Nearly 80 years after she wrote and edited for the magazine Screen Book, Lombard herself will be the subject of a biography. Yes, more than a few bios have been written about Carole...but this one promises to be the best yet for a number of reasons. It's the first to be written in the wake of the growth of vintage media on the Internet, providing far greater access to material from the classic Hollywood era than was previously available to writers. Moreover, the author's track record is a good one. Among her works is one of the very best volumes ever written on Marilyn Monroe, one that tosses aside the cliches and examines the development of Monroe as human being:
We've known Michelle Morgan was in the process of working on a Lombard bio for some time, so when we wanted an update on the project, this is what she emailed us from England:
"Last March I finally got the green light to write my Carole Lombard book, after five years of working on it on-and-off.
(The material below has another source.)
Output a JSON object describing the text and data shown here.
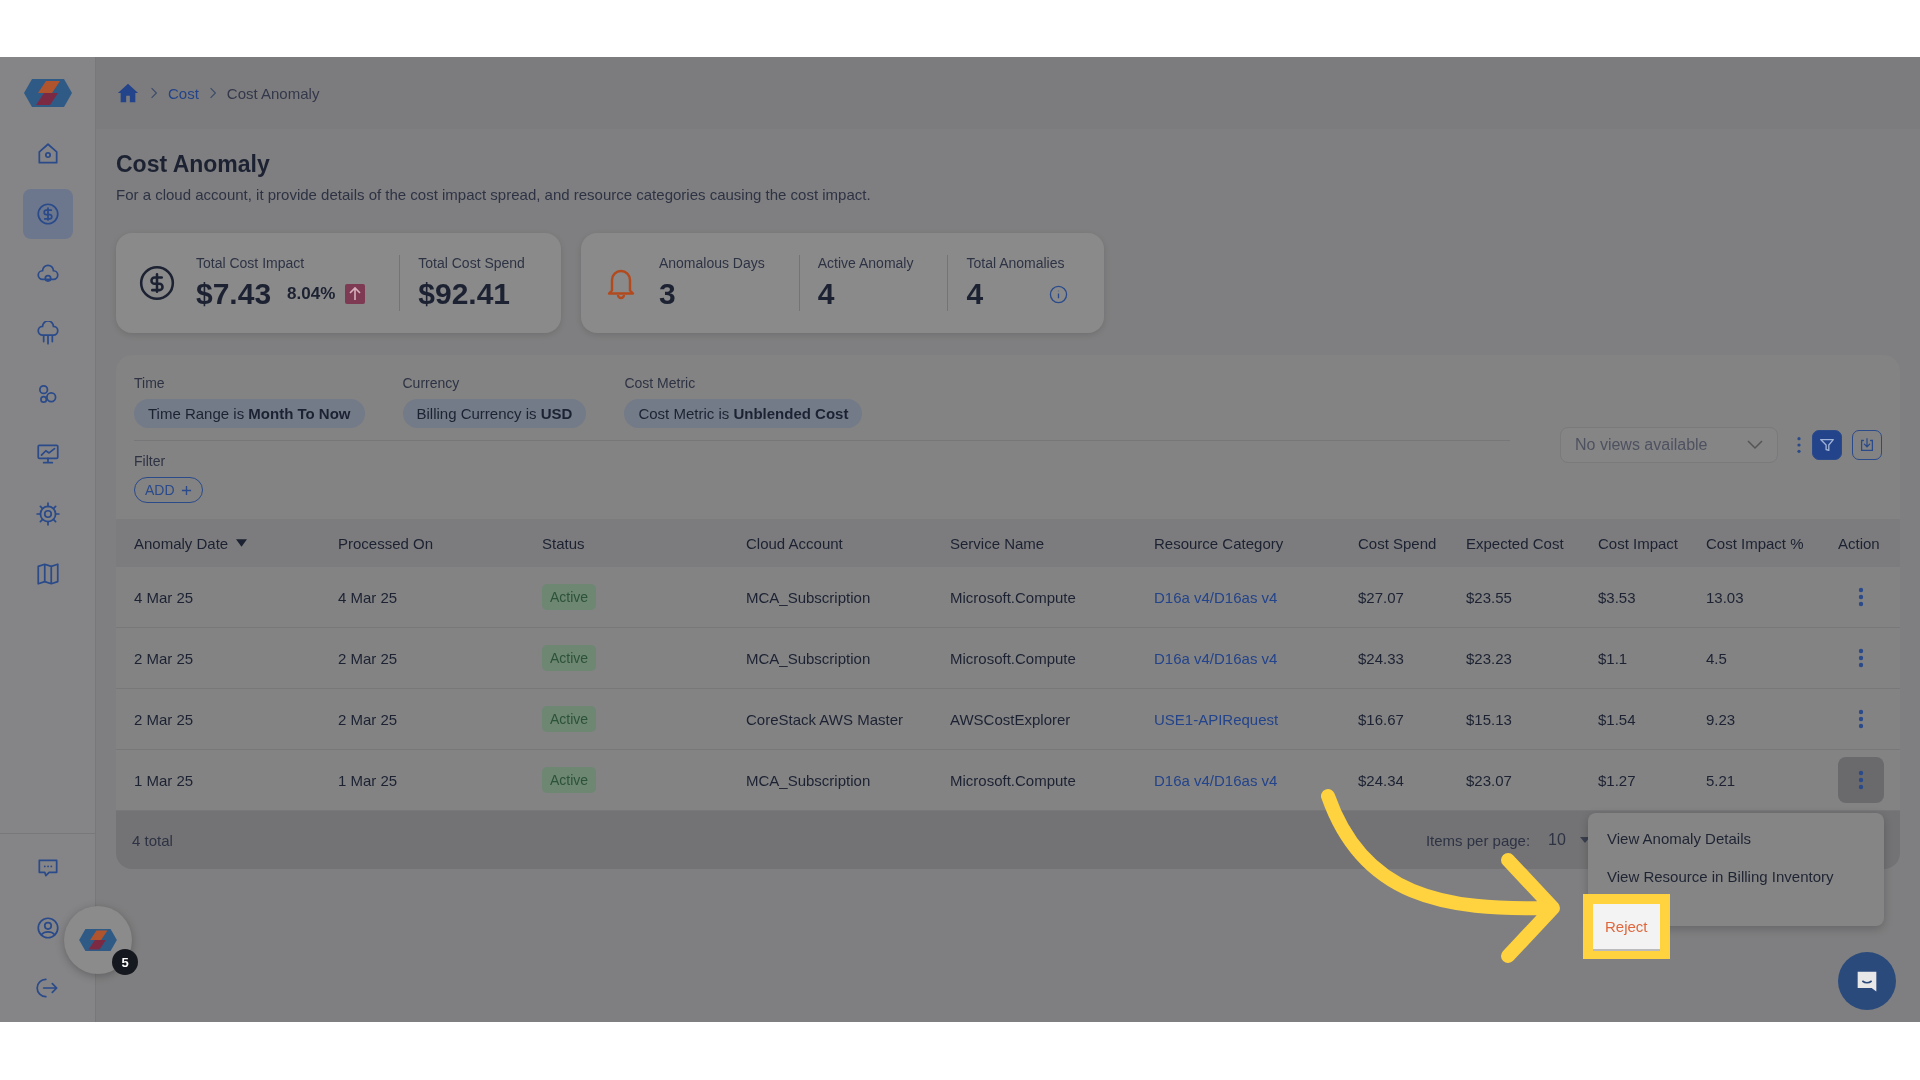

However, just two days later, I got an urgent request from my Marilyn publisher, to write a huge book about Hollywood scandals -- 170,000 words before February 2013. It was a really big task, as you can imagine, so I had to put down the Carole project and work on Scandals, which I did until last month when I finally finished.
"Since then I have been slowly but surely gearing up to do the Carole book, which I am now well and truly into. I am working my way through heaps of newspaper articles, interviews, documents and much more, as well as sourcing papers and documents that will be very helpful in the months to come. I have contacted various family members; have found the papers of one of her agents; and am happily digging away to uncover stories about her childhood as well as her later life.
"Today I have decided on a title which I really like. It is...'Carole Lombard: Swing High, Swing Low.' What do you think? I thought it was a good title because obviously it is the title of one of her films, but also her life did swing high and then low, so it's quite fitting. The cover photo is a secret for now, but let's just say I have two that I am definitely planning to use -- one for the front and one for the back. One of the photos is black and white and the other colour, so I'm just trying to work out now which one should be on the front and which one on the back. I'm really happy with the two photos and I hope readers will be too.
"The book is on target to be finished by the end of the year, and will hopefully be out to buy in early summer 2014, published by BearManor Media. This is later than I originally thought, but maybe I will get it done quicker, in which case it will be out slightly earlier. I will let you know in due course.
"At the moment, I am planning to use quite a lot of photographs and I have been very lucky in that regard so far. However, I am always looking for more, so if anyone has any photographs in their collection that they wouldn't mind scanning for me (high resolution please) then I'd love to hear from them. My email address is Michelle@MichelleMorgan.co.uk and if anyone has any magazine articles, interviews, documents, letters or anything else that could be helpful, please, please get in touch. I will source and acknowledge anyone who is able to help me."
By "high resolution," she means at least 300 dpi. If you can help her out, by all means do so.
I should also note that later, she emailed me saying she was having second thoughts about the title...for a reason those of us on the other side of "the pond" wouldn't immediately get. It turns out that the song "Swing High, Swing Low" is the anthem of the British national rugby team, along the lines of "You'll Never Walk Alone" for Liverpool's famed soccer club. But no matter what it turns out to be titled, it promises to be worthwhile reading.
Meanwhile, Michelle is emulating her subject, though thankfully she has more modern technology at her disposal than Lombard did when she sat down to write...